# Enclosing a convex plane domain in a disc

The following statement seems obvious to me:

Let $\gamma:S^1\to\mathbb R^2$ be a smooth injection such that $\dot\gamma$ and $\ddot\gamma$ never vanish. Then $\gamma$ encloses a strictly convex domain $\Omega\subset\mathbb R^2$. Let $\kappa>0$ be the minimum of the curvature of $\gamma=\partial\Omega$. Take any point $x\in\partial\Omega$ and draw a circle $C$ of constant curvature $\kappa$ which is tangent to $\partial\Omega$ at $x$ and curves in the same direction. Then $\Omega$ is inside the circle $C$.

Proving the statement seems far less obvious. I have spoken about this with other postdocs, and we have made no real progress despite several attempts. Assuming the statement is true, how could I go about proving it?

It suffices to show that $C$ and $\gamma$ only intersect at $x$ — or the intersection is the connected component of the set $\{y\in\partial\Omega;\text{curvature of }\partial\Omega\text{ at y}=\kappa\}$ containing $x$ in case $x$ is a point of minimal curvature. It may also be useful that if $C$ and $\gamma$ meet elsewhere, it has to happen transversally, not tangentially.

• I think that in Sec 1.7 of Toponogov's book Differential geometry of curves and surfaces. A concise guide you'll find the ideas you need to prove the statement. – Liviu Nicolaescu Jun 3 '16 at 10:31
• @LiviuNicolaescu, thanks! I got the book from my campus library and wrote up an answer based on it. – Joonas Ilmavirta Jun 3 '16 at 15:36

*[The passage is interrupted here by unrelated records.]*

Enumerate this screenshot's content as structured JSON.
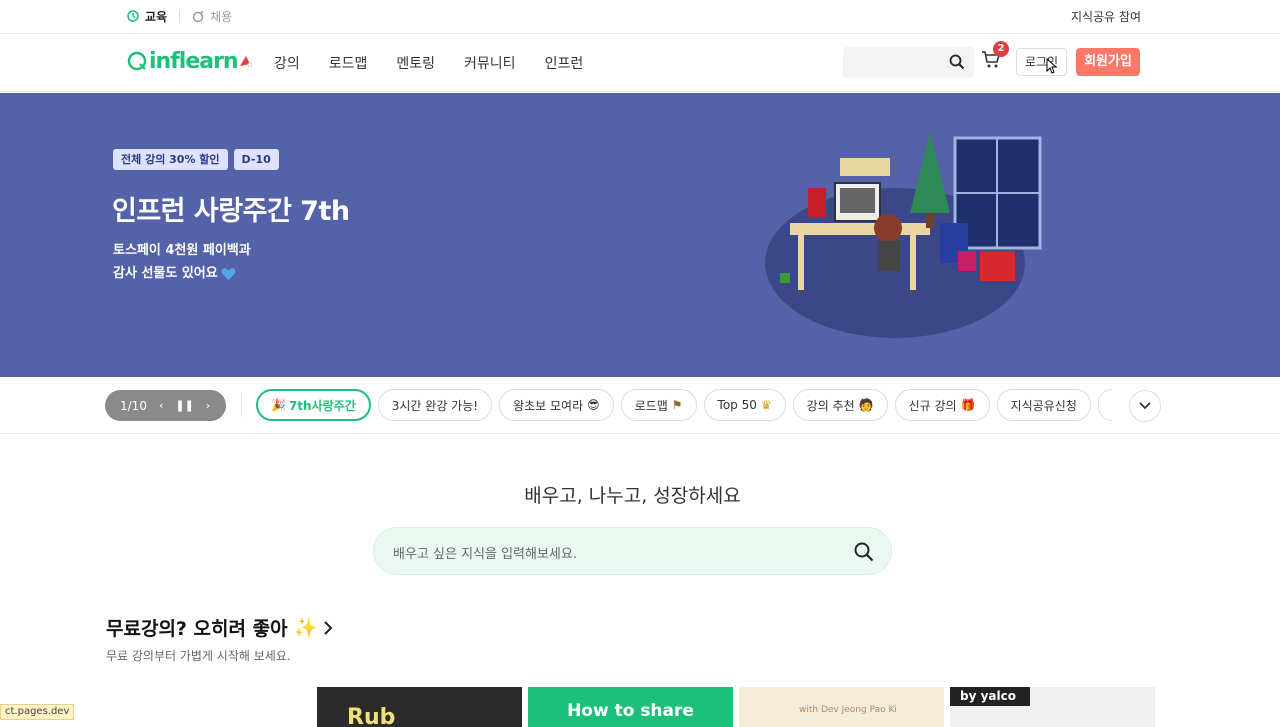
{
  "topbar": {
    "tabs": [
      {
        "label": "교육",
        "active": true
      },
      {
        "label": "채용",
        "active": false
      }
    ],
    "right_link": "지식공유 참여"
  },
  "header": {
    "logo_text": "inflearn",
    "nav": [
      "강의",
      "로드맵",
      "멘토링",
      "커뮤니티",
      "인프런"
    ],
    "search_placeholder": "",
    "cart_count": "2",
    "login_label": "로그인",
    "signup_label": "회원가입"
  },
  "hero": {
    "badges": [
      "전체 강의 30% 할인",
      "D-10"
    ],
    "title": "인프런 사랑주간 7th",
    "subtitle_line1": "토스페이 4천원 페이백과",
    "subtitle_line2": "감사 선물도 있어요",
    "background_color": "#5462a8"
  },
  "strip": {
    "pager": {
      "label": "1/10"
    },
    "chips": [
      {
        "label": "7th사랑주간",
        "active": true
      },
      {
        "label": "3시간 완강 가능!",
        "active": false
      },
      {
        "label": "왕초보 모여라",
        "active": false
      },
      {
        "label": "로드맵",
        "active": false
      },
      {
        "label": "Top 50",
        "active": false
      },
      {
        "label": "강의 추천",
        "active": false
      },
      {
        "label": "신규 강의",
        "active": false
      },
      {
        "label": "지식공유신청",
        "active": false
      }
    ]
  },
  "main": {
    "tagline": "배우고, 나누고, 성장하세요",
    "search_placeholder": "배우고 싶은 지식을 입력해보세요."
  },
  "section": {
    "title": "무료강의? 오히려 좋아",
    "subtitle": "무료 강의부터 가볍게 시작해 보세요."
  },
  "thumbnails": [
    {
      "label": "Rub"
    },
    {
      "label": "How to share"
    },
    {
      "label": "with Dev Jeong Pao Ki"
    },
    {
      "label": "by yalco"
    }
  ],
  "statusbar": {
    "text": "ct.pages.dev"
  },
  "colors": {
    "brand": "#1dc078",
    "signup": "#ff7867",
    "badge_red": "#e53e3e"
  }
}
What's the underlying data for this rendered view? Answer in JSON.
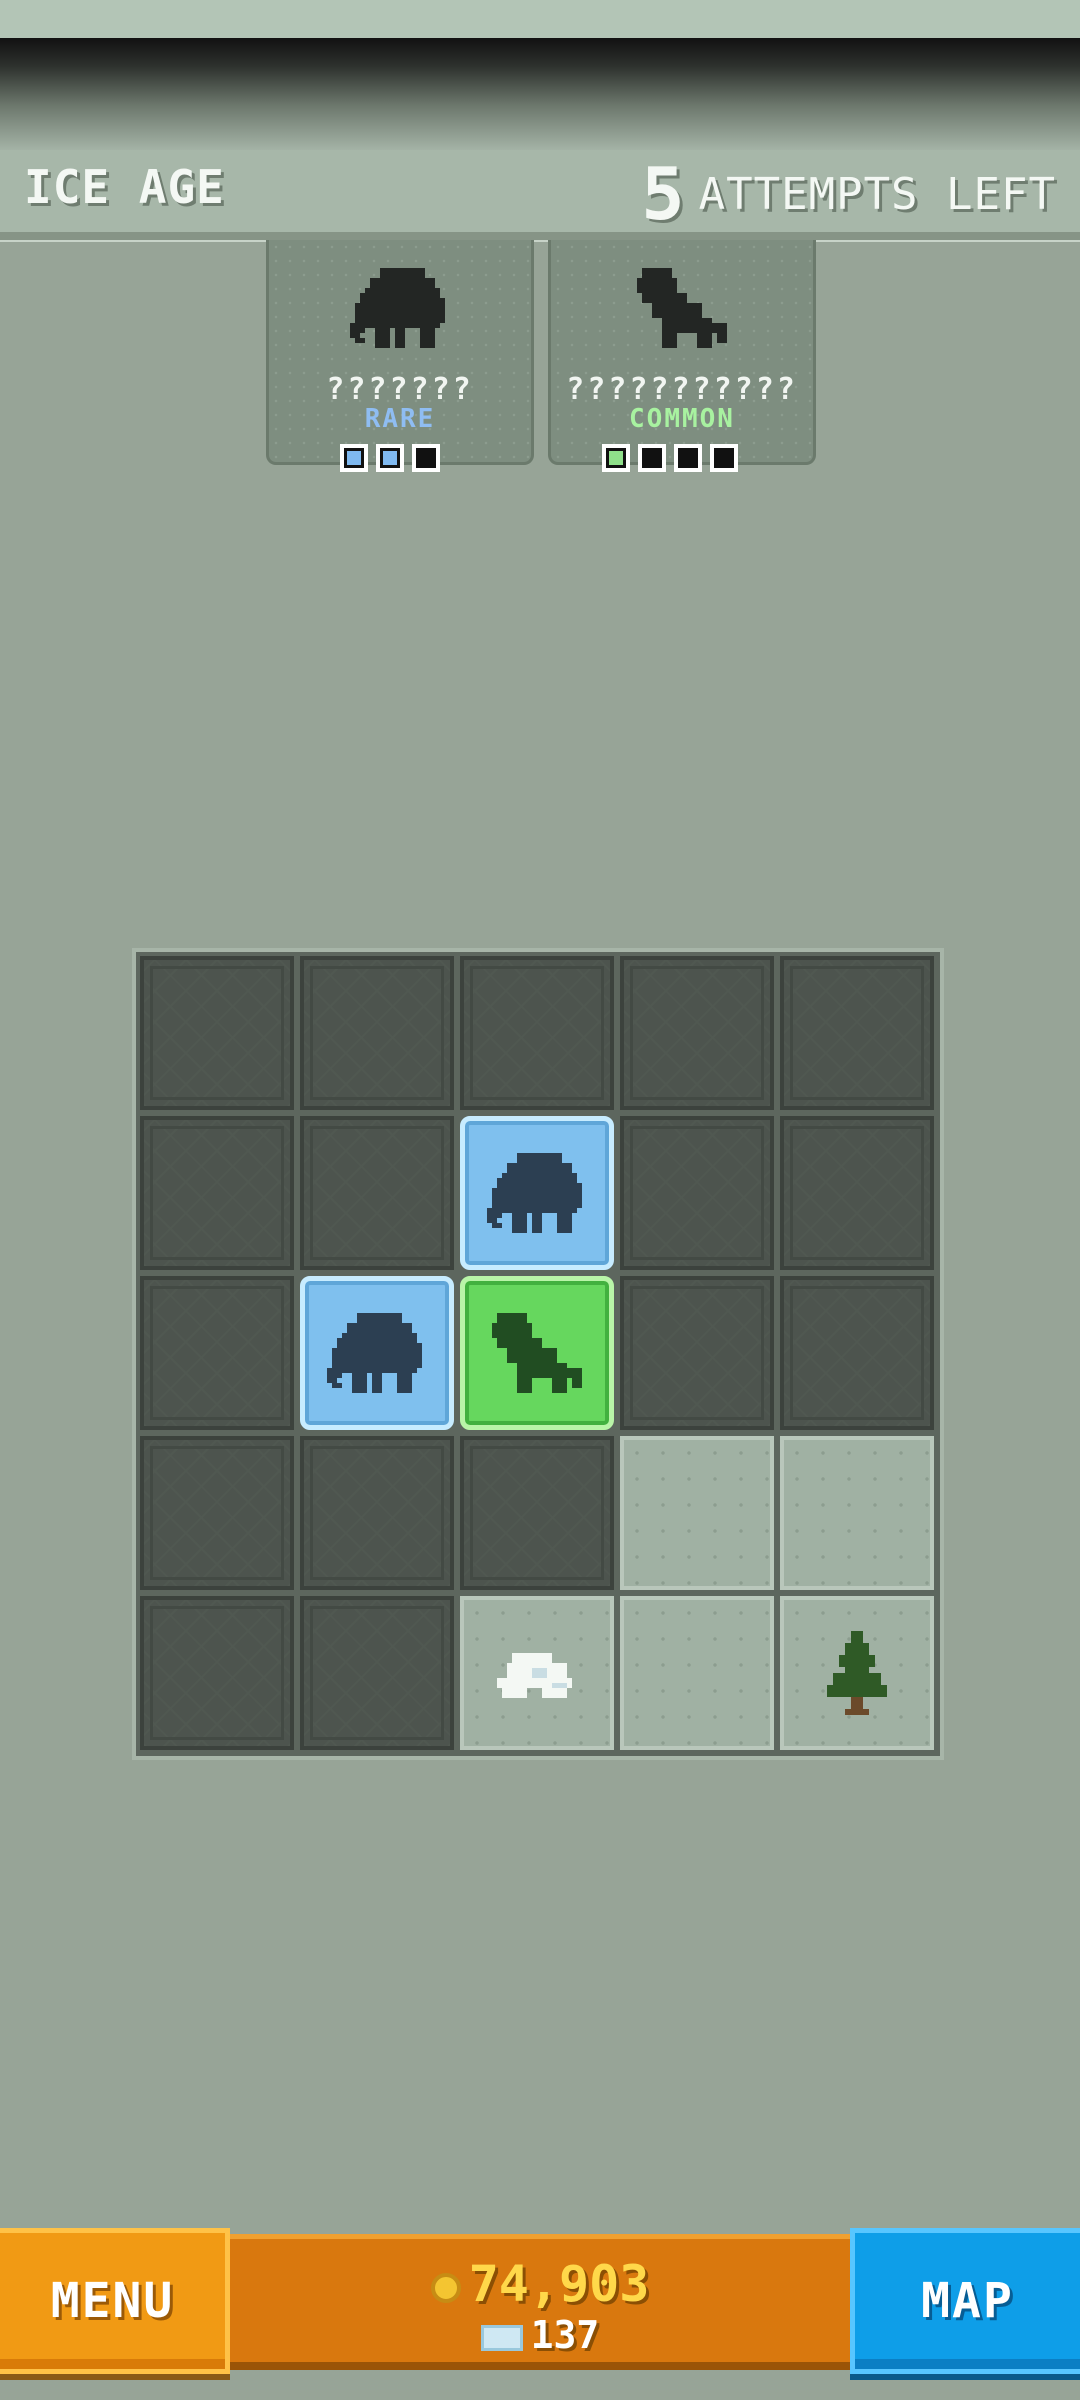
{
  "header": {
    "level_name": "ICE AGE",
    "attempts_number": "5",
    "attempts_label": "ATTEMPTS LEFT"
  },
  "targets": [
    {
      "name": "???????",
      "rarity": "RARE",
      "rarity_color": "#8fbdf2",
      "progress_found": 2,
      "progress_total": 3,
      "animal_icon": "mammoth-icon"
    },
    {
      "name": "???????????",
      "rarity": "COMMON",
      "rarity_color": "#a8f2a0",
      "progress_found": 1,
      "progress_total": 4,
      "animal_icon": "ground-sloth-icon"
    }
  ],
  "board": {
    "rows": 5,
    "cols": 5,
    "cells": [
      [
        "hidden",
        "hidden",
        "hidden",
        "hidden",
        "hidden"
      ],
      [
        "hidden",
        "hidden",
        "found-rare",
        "hidden",
        "hidden"
      ],
      [
        "hidden",
        "found-rare",
        "found-common",
        "hidden",
        "hidden"
      ],
      [
        "hidden",
        "hidden",
        "hidden",
        "empty",
        "empty"
      ],
      [
        "hidden",
        "hidden",
        "snow-rock",
        "empty",
        "pine-tree"
      ]
    ]
  },
  "footer": {
    "menu_label": "MENU",
    "coins": "74,903",
    "gems": "137",
    "map_label": "MAP"
  },
  "colors": {
    "background": "#97a497",
    "rare": "#7fc0ee",
    "common": "#66d75e",
    "menu": "#f19a14",
    "map": "#0e9ee8"
  }
}
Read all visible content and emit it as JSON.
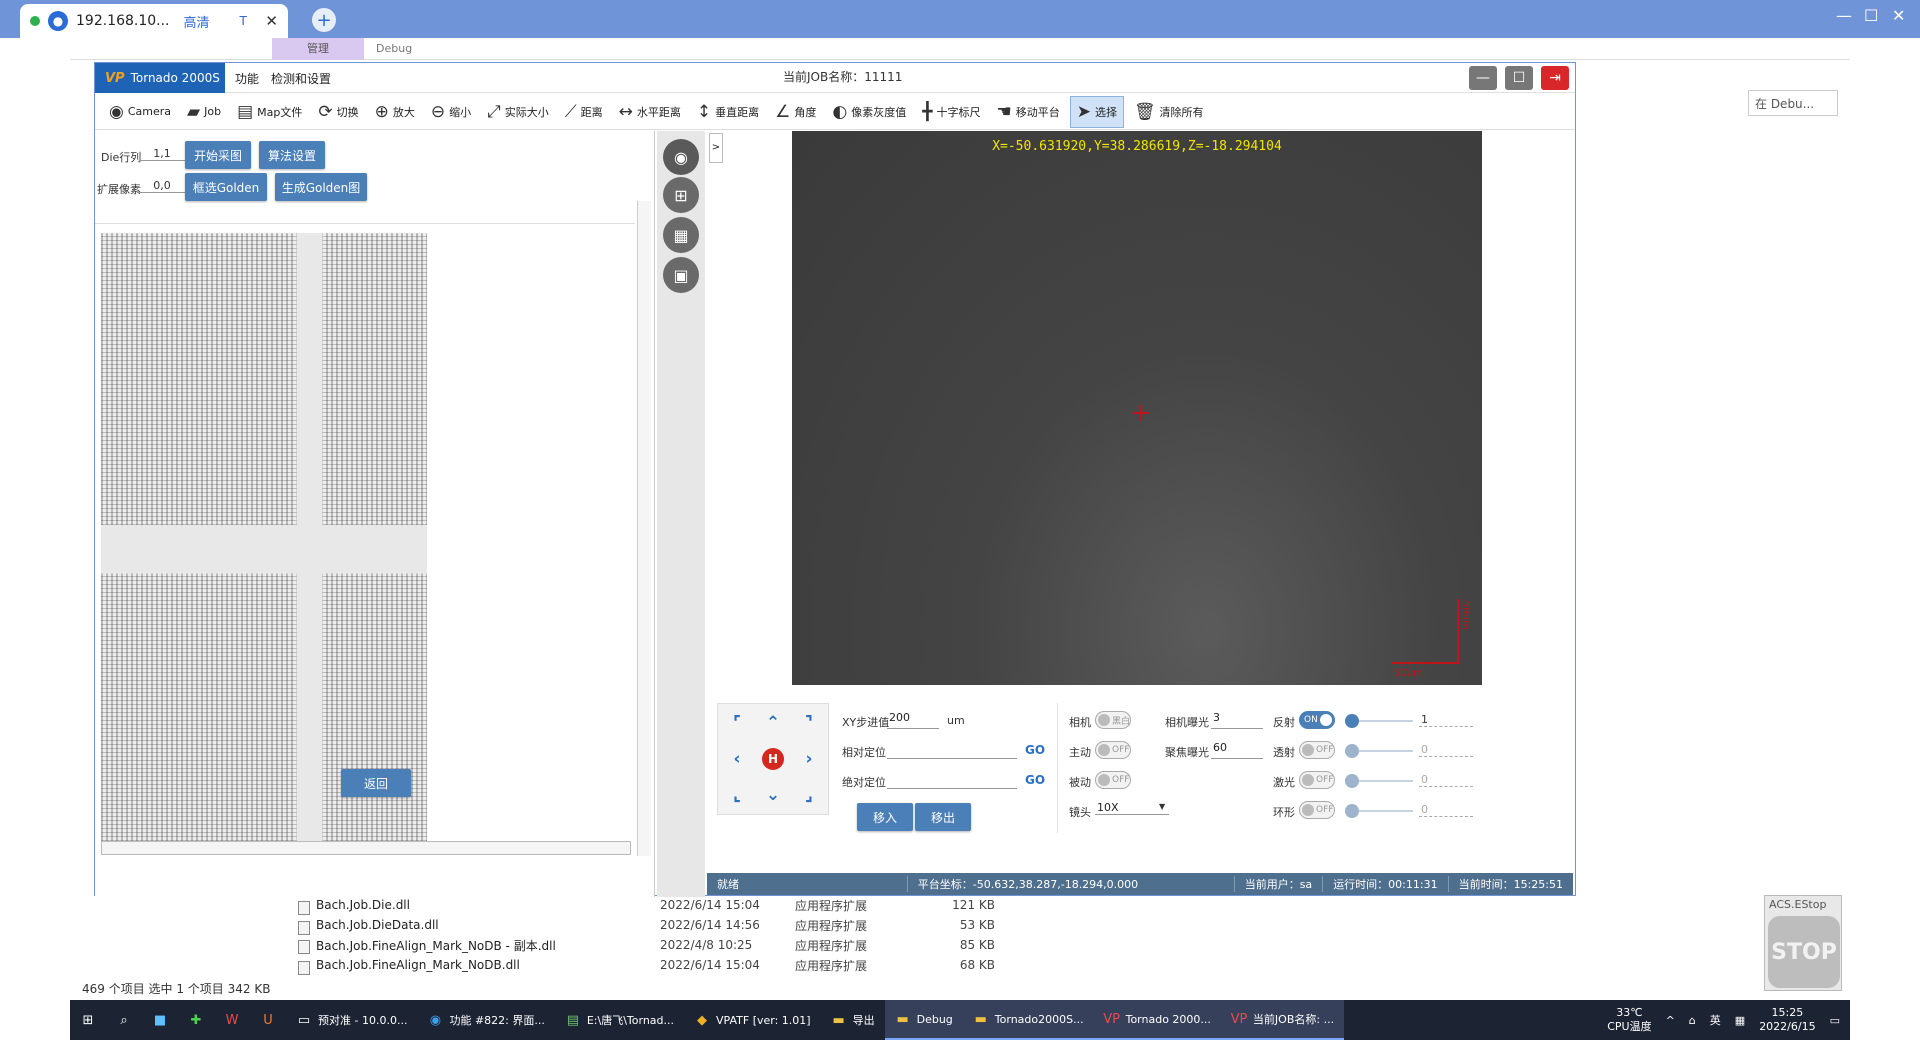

Consider the circle $C_\epsilon$ of curvature $\kappa-\epsilon$ instead. If we can show that $\partial\Omega$ does not meet $C_\epsilon$ for any $\epsilon>0$, we get the desired claim in the limit $\epsilon\to0$.
For simplicity, let us denote the circle by $C$ and assume it has constant curvature $k<\kappa$. Parametrize $\gamma$ by arc length $s$ starting from $x$, and denote the curvature function by $\kappa(s)$. Also parametrize $C$ by arc length in the same direction. Let $\alpha_\gamma(s)$ and $\alpha_C(s)$ be the angles of the tangent compared to those at $x$ (that is, $s=0$). Then $$\alpha_\gamma(s)=\int_0^s\kappa(t)dt\quad\text{and}\\ \alpha_C(s)=\int_0^skdt=ks.$$ Because $k<\kappa(s)$, we have $\alpha_C(s)<\alpha_\gamma(s)$ for all $s>0$.
It suffices to prove that there are no arc lengths $s_\gamma$ and $s_C$ so that $\gamma(s_\gamma)\in C$ and $\alpha_\gamma(s_\gamma)\leq\pi$. (If the turning angle of an intersection point is more than $\pi$, one can just go along the curves in the opposite direction.) We can also exclude the case $\alpha_\gamma(s_\gamma)=\pi$, since that would correspond to $\gamma$ meeting $C$ again only at the antipodal point of $x$, which is only possible by a tangential touch. Impossibility of tangential intersections was observed in the question.
Let $L$ be the tangent of $C$ and $\gamma$ at $x$. The orthogonal projection of the point $\gamma(s)$ to $L$ is at (signed) distance $\int_0^s\cos\alpha_\gamma(t)dt$ from $x$. A similar formula holds for points of points on $C$. At the hypothetical intersection point we have $$\int_0^{s_\gamma}\cos\alpha_\gamma(t)dt = \int_0^{s_C}\cos\alpha_C(t)dt.$$ It follows from the inequality $\alpha_C<\alpha_\gamma$ obtained above that $s_C<s_\gamma$.
It then remains to show that the arc $A=\gamma([0,s_\gamma])$ is shorter than the corresponding arc $B$ of the circle $C$ to obtain a contradiction. The arc $A$ lies between $B$ and the line segment $S$ joining $\gamma(0)$ and $\gamma(s_\gamma)$. Therefore $A$ is shorter than $B$.